Hughey, Jeffery R.
Gabrielson, Paul W.
Miller, Kathy Ann
Young, Joel D.
MetadataShow full item record
Plant species, including algae and fungi, are based on type specimens to which the name of a taxon is permanently attached. Applying a scientific name to any specimen therefore requires demonstrating correspondence between the type and that specimen. Traditionally, identifications are based on morpho-anatomical characters, but recently systematists are using DNA sequence data. These studies are flawed if the DNA is isolated from misidentified modern specimens. We propose a genome-based solution. Using 4x4 mm² of material from type specimens, we assembled 14 plastid and 15 mitochondrial genomes attributed to the red algae Pyropia perforata, Py. fucicola, and Py. kanakaensis.
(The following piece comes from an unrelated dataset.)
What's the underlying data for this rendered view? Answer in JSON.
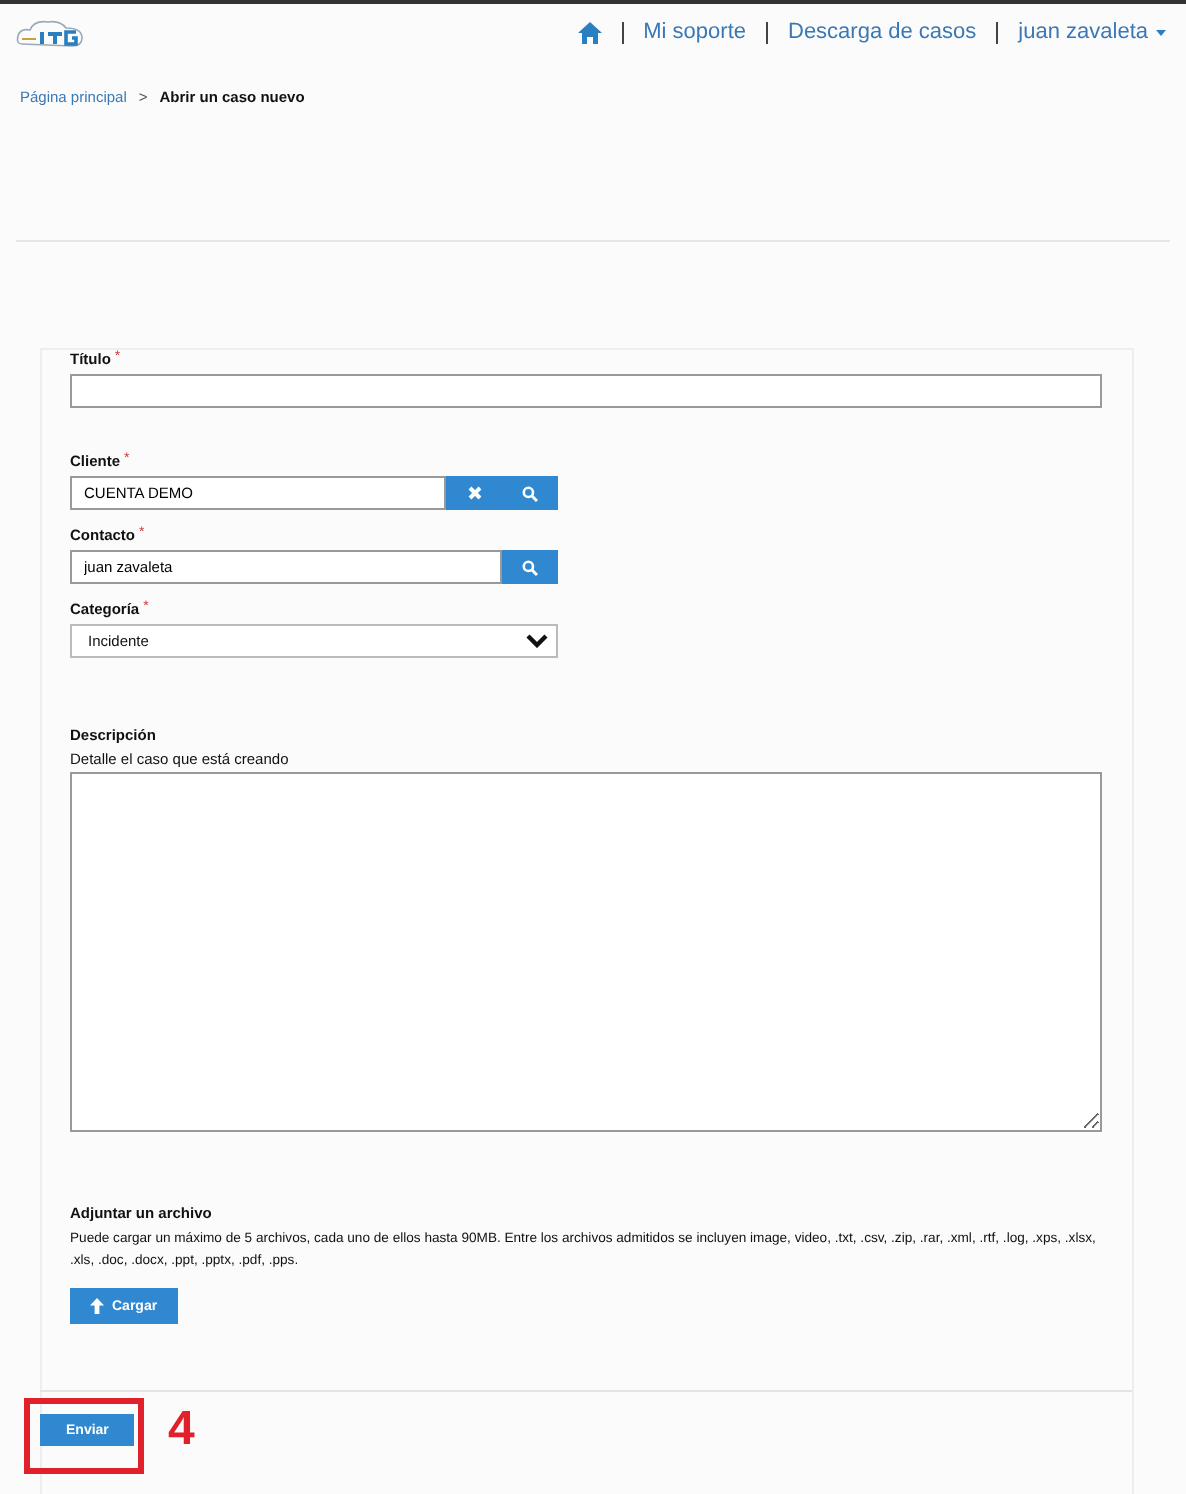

The chloroplast genomes were fairly conserved, but the mitochondrial genomes differed significantly among populations in content and length. Complete genomes are attainable from 19th and early 20th century type specimens; this validates the effort and cost of their curation as well as supports the practice of the type method.
The article of record as published may be found at http://dx.doi.org/10.1038/srep05113
Showing items related by title, author, creator and subject.
Stress distribution in two circular cylinders intersecting at right angles under the influence of internal pressure Harmon, Leonard Edward (Pasadena, California; California Institute of Technology, 1949);This investigation is an experimental study of the stress distribution in two circular cylinders intersecting at right angles and acted on by internal pressure. Two specimens of the thick-wall category were tested to ...
Dew, Dwight D. (U.S. Naval Postgraduate School, 1986);This paper presents the studies on measurement techniques developed for the determination of strain-dependent damping characteristics of materials in an air environment. The material is a high damping manganese-copper ...
Electrical resistivity and Hall effect of cuprous sulfide and bismuth telluride in the temperature range from 290K to 670K. Erickson, Philip W. (Monterey, California: U.S. Naval Postgraduate School, 1961);An instrumentation and experimental technique for the measurements of electrical resistivity and the Hall effect at elevated temperatures is described. These two temperature-dependent properties are uniquely determined ...